● **Work item**
Wherever the word "value" occurs in the listing, copy the whole line.

● **Records provided**

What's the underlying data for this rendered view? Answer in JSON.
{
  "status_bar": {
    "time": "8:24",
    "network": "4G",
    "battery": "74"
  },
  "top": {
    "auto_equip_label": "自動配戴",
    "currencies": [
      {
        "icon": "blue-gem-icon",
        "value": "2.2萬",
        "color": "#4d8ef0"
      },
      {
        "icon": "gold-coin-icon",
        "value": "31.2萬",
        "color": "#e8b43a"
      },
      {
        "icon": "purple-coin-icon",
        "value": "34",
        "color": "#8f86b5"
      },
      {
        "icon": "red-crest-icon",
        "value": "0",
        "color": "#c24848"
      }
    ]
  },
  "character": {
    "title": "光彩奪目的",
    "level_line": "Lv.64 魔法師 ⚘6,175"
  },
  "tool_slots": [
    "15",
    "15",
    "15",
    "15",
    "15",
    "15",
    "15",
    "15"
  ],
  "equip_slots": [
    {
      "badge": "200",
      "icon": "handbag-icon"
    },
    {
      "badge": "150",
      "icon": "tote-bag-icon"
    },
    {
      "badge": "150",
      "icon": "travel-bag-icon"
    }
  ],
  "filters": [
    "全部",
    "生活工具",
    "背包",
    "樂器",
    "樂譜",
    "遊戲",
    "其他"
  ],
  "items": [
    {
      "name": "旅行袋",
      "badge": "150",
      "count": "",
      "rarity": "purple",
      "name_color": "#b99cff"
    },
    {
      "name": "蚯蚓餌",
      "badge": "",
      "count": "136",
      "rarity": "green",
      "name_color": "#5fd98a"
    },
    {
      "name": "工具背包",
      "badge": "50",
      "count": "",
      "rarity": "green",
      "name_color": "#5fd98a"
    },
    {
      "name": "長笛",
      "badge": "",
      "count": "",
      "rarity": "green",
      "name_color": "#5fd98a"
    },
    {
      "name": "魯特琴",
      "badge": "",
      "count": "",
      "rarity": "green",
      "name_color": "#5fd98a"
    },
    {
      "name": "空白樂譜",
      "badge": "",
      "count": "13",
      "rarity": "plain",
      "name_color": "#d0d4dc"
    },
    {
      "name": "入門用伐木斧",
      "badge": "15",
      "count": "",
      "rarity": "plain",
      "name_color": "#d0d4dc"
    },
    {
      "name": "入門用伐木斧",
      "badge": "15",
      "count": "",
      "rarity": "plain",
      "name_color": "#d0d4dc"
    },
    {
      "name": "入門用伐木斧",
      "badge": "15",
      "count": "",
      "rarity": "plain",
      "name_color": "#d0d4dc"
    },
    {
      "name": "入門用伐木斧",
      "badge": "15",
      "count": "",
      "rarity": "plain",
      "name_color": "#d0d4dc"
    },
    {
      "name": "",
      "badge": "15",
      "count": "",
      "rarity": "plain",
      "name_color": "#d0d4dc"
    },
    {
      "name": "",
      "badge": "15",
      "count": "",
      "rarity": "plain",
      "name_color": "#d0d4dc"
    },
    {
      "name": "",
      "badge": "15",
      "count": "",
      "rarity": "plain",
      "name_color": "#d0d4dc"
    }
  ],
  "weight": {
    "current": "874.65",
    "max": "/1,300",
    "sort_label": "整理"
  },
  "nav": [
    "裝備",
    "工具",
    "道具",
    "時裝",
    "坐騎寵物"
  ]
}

● **Result of the exercise**
        "value": "2.2萬",
        "value": "31.2萬",
        "value": "34",
        "value": "0",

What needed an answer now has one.